The sight of shoppers gyrating in front of a mirror to see how they look in a coat or dress may be with us for some time yet. It’s just that in future the clothes may be on the mirror instead of the shopper.

Of course, the clothes will be digital images, accurate in every detail including size and colour, and overlaid on to the mirror’s image of the eager shopper as he or she moves around in front of the device.

This kind of magic mirror employing augmented reality (AR) technology is one of the innovations that consumers around the globe increasingly expect to see when they go shopping in a store, whatever the location. It is already three years since Topshop in the UK created its ground-breaking virtual dressing room and now we have Google deploying its Tango AR technology in big name stores such as Gap.

Research reveals demand

Discover the Creative Retail Awards 

The Creative Retail Awards are much more than a mere accolade; they represent the pinnacle of achievement in the retail industry.
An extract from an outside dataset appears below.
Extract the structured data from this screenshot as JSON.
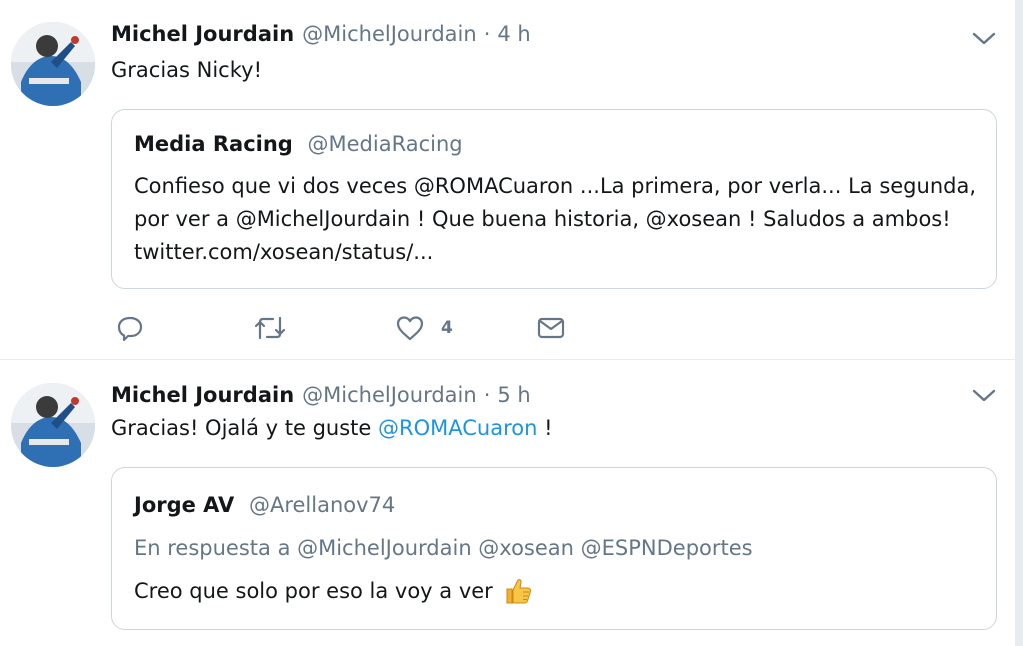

Garnering a nomination or winning one of these awards is a testament to innovation, excellence, and leadership.


Research exploring attitudes to retail technology among 3,470 consumers in the UK, US, China, Japan and Malaysia this year found a real appetite for this kind of innovation, alongside some significant variations between countries.

As growing numbers of consumers become familiar with technologies such as virtual and augmented reality, they expect to see them in stores.

More than half of the consumers surveyed in the vast Chinese market (54 per cent), for example, say they want virtual reality (VR) in stores so they can visualise how they look in clothing. Chinese shoppers are considerably more excited by the potential of VR and AR than their counterparts in the other countries surveyed. More than a third of them (36 per cent) want to use augmented reality to bring products to life on their smartphones. Yet across all five nations, 29 per cent of respondents say they want VR. The Chinese are also most captivated by magic mirrors, with 36 per cent wanting them to be part of the store furniture.

This enthusiasm in China makes the trial of VR by the country’s e-commerce giant Alibaba seem prescient. Last year Alibaba started giving its customers virtual tours of seven high-profile stores, including Costco and Macy’s, enabling them to move through the layout, view products and hit the buy-button simply with a head movement. It proved popular, with millions of people experiencing the tours, using the supplied cardboard headsets in conjunction with their smartphones.

Augmenting choice

Consumers are attracted to virtual and augmented reality because of the choice it gives them with a minimum of hassle. If for example, they are in a fashion or clothing store, all the alternatives can be “tried on” without having to take them into the changing room. Even if sizes or colours are not in stock in that store, on that day, they can still be “worn” to see how they look.

The same goes for bikes, watches or any product where choice and options are many and varied. Customers of Jura Watches in the UK, for example, can use augmented reality at home to see how expensive timepieces look on their wrists. They simply download and cut out a paper marker, put it on their wrist and their webcam along with the retailer’s software takes care of the rest. 

New Balance, the retailer of “athletic shoes”, on the other hand, wants to use VR for the broader, longer-term purpose of engaging younger customers, rather than focusing on individual products. In selected stores it gives customers the chance to tour a factory so they can view the trainers being made.

VR and AR are of course, not the only technologies that promise retail transformation. The research found that more than a quarter of consumers (26 per cent) in all countries want to see greater availability of tablet devices for browsing products in-store, whilst a quarter (25 per cent) believe stock robots are what will make a beneficial difference in the future.

Making it all work

However, without advanced stock monitoring software in the background, the advances that consumers want in retail are unlikely to become more than novelties. To meet expectations, retailers must be able to supply whatever the customer finally chooses, no matter if it is in another store, being transported on the road or still in the distribution hub. There is little point in allowing consumers to use VR and AR to try out products in store if they are not in stock or if it is unclear how long it will take for them to arrive.

Retail is certainly undergoing a technology-driven transformation. Expectations are now developing rapidly in many markets and if retailers are serious about fulfilling them, they will need effective software that gives them complete visibility and control of stock in combination with the ability to recognise customers at every touchpoint and ensure they get what they want.

The technology may change but the basics of staying ahead of the competition in retail remain much the same wherever you are. It is about exceeding customer expectations.